Back in 2016, the Irish Times ran an interview with Cable Street veteran, Communist councillor and lifelong socialist Max Levitas describing how he had stood at Cable Street alongside his father and other members of their family. Levitas’s parents had met in Dublin having escaped pogroms in Latvia and Lithuania in 1913. They then participated in strikes in Dublin, where Levitas was born. He described the participation of dockers at Cable Street. No-one could criticise a mainstream paper for taking such care with working class history.
But in speaking of the dockers, Levitas was talking about people who could draw on different experiences to his own: the war for independence, the part played by the Black and Tans, the history of anti-Catholic sectarianism in Liverpool and Birmingham and London. These experiences could give rise to a social democratic consciousness (as in post-1918 Liverpool, where the Labour Party which printed its leaflets not in red but in purple) but its heroes were different from those of the Jewish East End tradition, seeped as it was in Bundism, anarchism and Bolshevism. When Levitas told his interviewer, “We knew the Irish would stand with us,” the “we” is the Jews of Cable Street. Born as he had been in Dublin, for Levitas, the Irish dockers remained a “them”.
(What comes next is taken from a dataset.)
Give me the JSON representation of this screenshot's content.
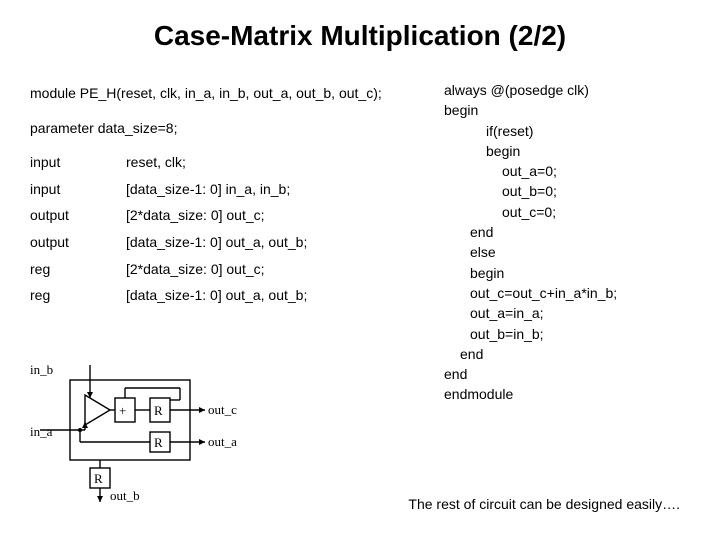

There is a gap in our knowledge of the events. Henry Srebrnick’s London Jews And British Communism provides a collective political history of the Jewish East End in the 1930s and 1940s, Thomas Linehan’s East End for Mosley does something similar for the BUF, but no historian – as far as I know – has ever written the equivalent community study of the politicised, Catholic, dockers of the East End and their families.
Think of the Jewish East End which produced Arnold Wesker’s Chicken Soup with Barley – and ask yourself what the Catholic equivalent of that play would be. I wonder if we will ever fully understand the protest, until we have that play (or its equivalent).
If it right that Cable Street was first of all a community mobilisation of young and left-wing Jews, and only then drew on support from other workers on a class basis, that understanding might provide a context to one feature of contemporary fascism and anti-fascism: for the last 18 months, the far right has had considerable success in mobilising events in the “deserted zone” of Whitehall at weekends. The best anti-fascist mobilisations in history – Cable Street, Lewisham, Walthamstow – have come about where the left was able to mobilise beyond its usual numbers and bring in wider numbers of people, through a cultural or a community mobilisation. Whether by accident or design, the far right has not been giving us that opportunity.
Whether through a new cultural campaign of our own, or by some other means, anti-fascists need – urgently – to find a way of mobilising which makes up for that gap.